I’m not necessarily perceived as successful, either, but a 24-year-old actress with a few big movies is, even though she’s probably being paid shit — certainly less than her male co-star and probably with no backend. And they’re going to pimp her out until she’s 33 or 34 and then she’s out like yesterday’s trash, and then what does she have to take care of herself? These poor girls have no real money, and the studio is making a fortune and parading them like ponies on a red carpet. I mean, Faye Dunaway is driving a fuckin’ Prius today. Now, there’s nothing wrong with a Prius, but my point is, she had no financial power. If we’re going to invoke change, that has to be part of it. – Hollywood Reporter
On Aziz Ansari And Sex That Feels Violating Even When It’s Not Criminal – And now onto the bad – or at least the bad stuff that will hopefully get better if we can really have the difficult conversations that need to be had. After Babe.com posted “Grace’s” memory of her date with Aziz Ansari, the backlash frankly shocked me, and I just kind of stood back and thought about how fucked up everything is (again, still). Then Samantha Bee spoke up (and PLEASE watch her take on this, because she brings up so many important points) and the above take was posted on HuffPo, and it feels like things are coming back into balance. And, you know, this is a topic on which Romance readers and writers should have a more nuanced understanding of these issues.
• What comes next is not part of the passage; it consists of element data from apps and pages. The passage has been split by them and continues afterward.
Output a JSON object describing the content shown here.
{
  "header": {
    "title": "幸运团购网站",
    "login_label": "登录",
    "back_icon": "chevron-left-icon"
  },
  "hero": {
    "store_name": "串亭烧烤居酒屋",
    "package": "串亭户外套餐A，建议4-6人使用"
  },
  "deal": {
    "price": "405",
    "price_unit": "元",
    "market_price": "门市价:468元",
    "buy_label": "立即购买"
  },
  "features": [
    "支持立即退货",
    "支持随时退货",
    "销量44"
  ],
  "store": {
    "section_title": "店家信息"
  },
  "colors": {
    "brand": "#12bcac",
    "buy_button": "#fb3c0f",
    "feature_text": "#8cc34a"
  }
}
It would be easy to look at the Aziz Ansari story and dismiss it as the #MeToo movement run amok. (Author Caitlin Flanagan has already written Grace’s feelings of violation off as mere “regret,” and described the published account of her experience as “3,000 words of revenge porn.”) The story is messier than most that we’ve heard since The Reckoning began in October. Ansari’s alleged misconduct is not the same as Harvey Weinstein’s ? or Matt Lauer’s or Charlie Rose’s or Kevin Spacey’s or Roy Moore’s or Louis C.K.’s. But if the #MeToo movement is going to amount to sustained culture change ? rather than simply a weeding out of the worst actors in a broken system ? we need to renegotiate the sexual narratives we’ve long accepted. And that involves having complicated conversations about sex that is violating but not criminal. – Huffington Post
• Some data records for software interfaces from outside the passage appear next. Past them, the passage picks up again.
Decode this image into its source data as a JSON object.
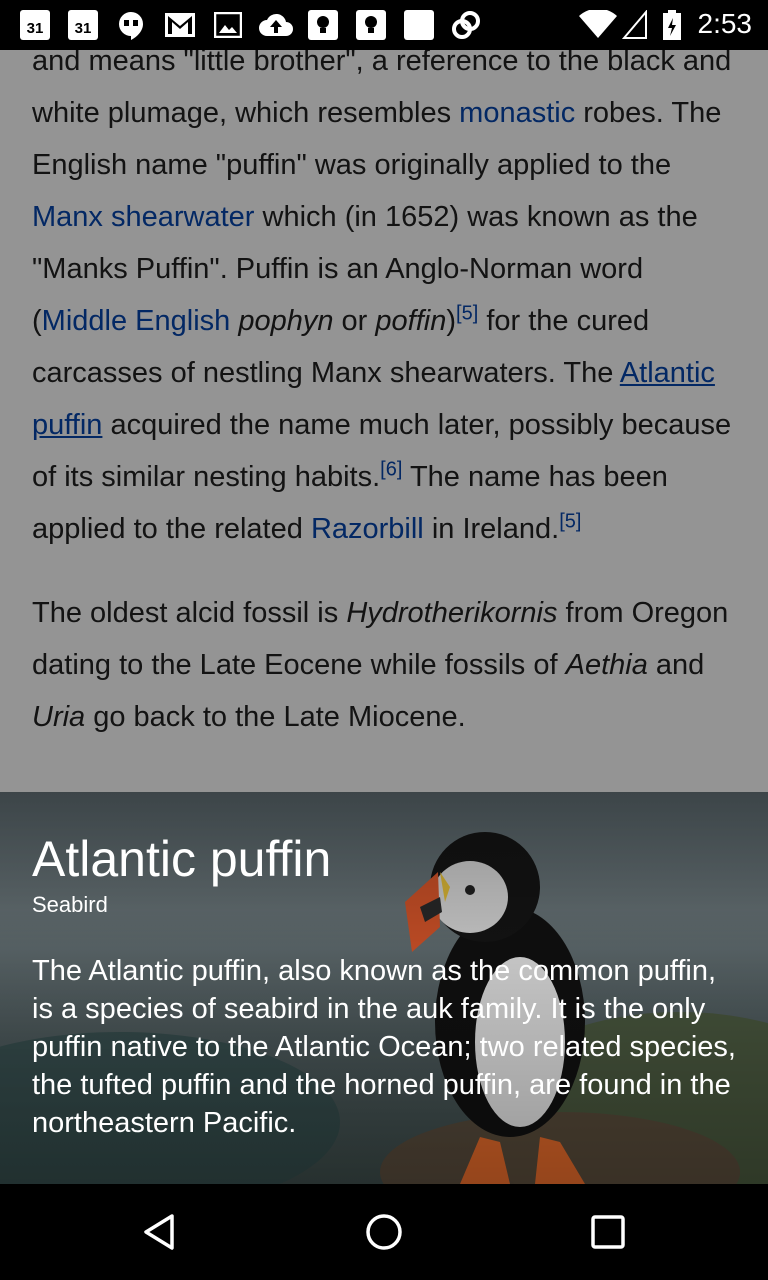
{
  "status_bar": {
    "time": "2:53",
    "calendar_1": "31",
    "calendar_2": "31",
    "icons": [
      "calendar-icon",
      "calendar-icon",
      "hangouts-icon",
      "gmail-icon",
      "image-icon",
      "cloud-upload-icon",
      "keep-icon",
      "keep-icon",
      "square-icon",
      "link-icon",
      "wifi-icon",
      "signal-icon",
      "battery-icon"
    ]
  },
  "article": {
    "p1": {
      "t1": "and means \"little brother\", a reference to the black and white plumage, which resembles ",
      "l_monastic": "monastic",
      "t2": " robes. The English name \"puffin\" was originally applied to the ",
      "l_manx": "Manx shearwater",
      "t3": " which (in 1652) was known as the \"Manks Puffin\". Puffin is an Anglo-Norman word (",
      "l_middle_english": "Middle English",
      "t4_space": " ",
      "i_pophyn": "pophyn",
      "t5": " or ",
      "i_poffin": "poffin",
      "t6": ")",
      "ref5a": "[5]",
      "t7": " for the cured carcasses of nestling Manx shearwaters. The ",
      "l_atlantic": "Atlantic puffin",
      "t8": " acquired the name much later, possibly because of its similar nesting habits.",
      "ref6": "[6]",
      "t9": " The name has been applied to the related ",
      "l_razorbill": "Razorbill",
      "t10": " in Ireland.",
      "ref5b": "[5]"
    },
    "p2": {
      "t1": "The oldest alcid fossil is ",
      "i_hydro": "Hydrotherikornis",
      "t2": " from Oregon dating to the Late Eocene while fossils of ",
      "i_aethia": "Aethia",
      "t3": " and ",
      "i_uria": "Uria",
      "t4": " go back to the Late Miocene."
    }
  },
  "preview": {
    "title": "Atlantic puffin",
    "subtitle": "Seabird",
    "extract": "The Atlantic puffin, also known as the common puffin, is a species of seabird in the auk family. It is the only puffin native to the Atlantic Ocean; two related species, the tufted puffin and the horned puffin, are found in the northeastern Pacific."
  },
  "nav_bar": {
    "icons": [
      "back-icon",
      "home-icon",
      "recents-icon"
    ]
  },
  "colors": {
    "link": "#0645ad",
    "text": "#222222",
    "overlay": "rgba(0,0,0,0.42)"
  }
}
Squirrel Sex is Complicated – Of course it is! Seriously, though, Arizona wildfires have practically decimated the Mount Graham squirrel population (they’re down to under 40), and repopulation is an extremely difficult undertaking. Does this mean that humans aren’t the most complicated creatures when it comes to sex?
The answer to that question may lie not on the mountain itself but in the halls of Phoenix Zoo’s Arizona Center for Nature Conservation, where five Mount Graham squirrels form the core of a captive-assurance program that could help save the species from extinction. There’s just one catch: We need to figure out how to get them to breed first.
That hasn’t been easy, says Stuart Wells, the zoo’s former director of conservation and science, who was in charge of the program until last month. The squirrels, it turns out, are extremely territorial, aggressive loners who attack and even kill other squirrels, including potential mates, that invade their home turf. That makes it impossible to keep the captive animals together in the same enclosure — or even within sight of each other. On top of that minor complication, the animals are also incredibly sensitive to environmental changes like temperature and sound. And until recently we simply didn’t know how to keep the species healthy in captivity, let alone get it to breed. – Scientific American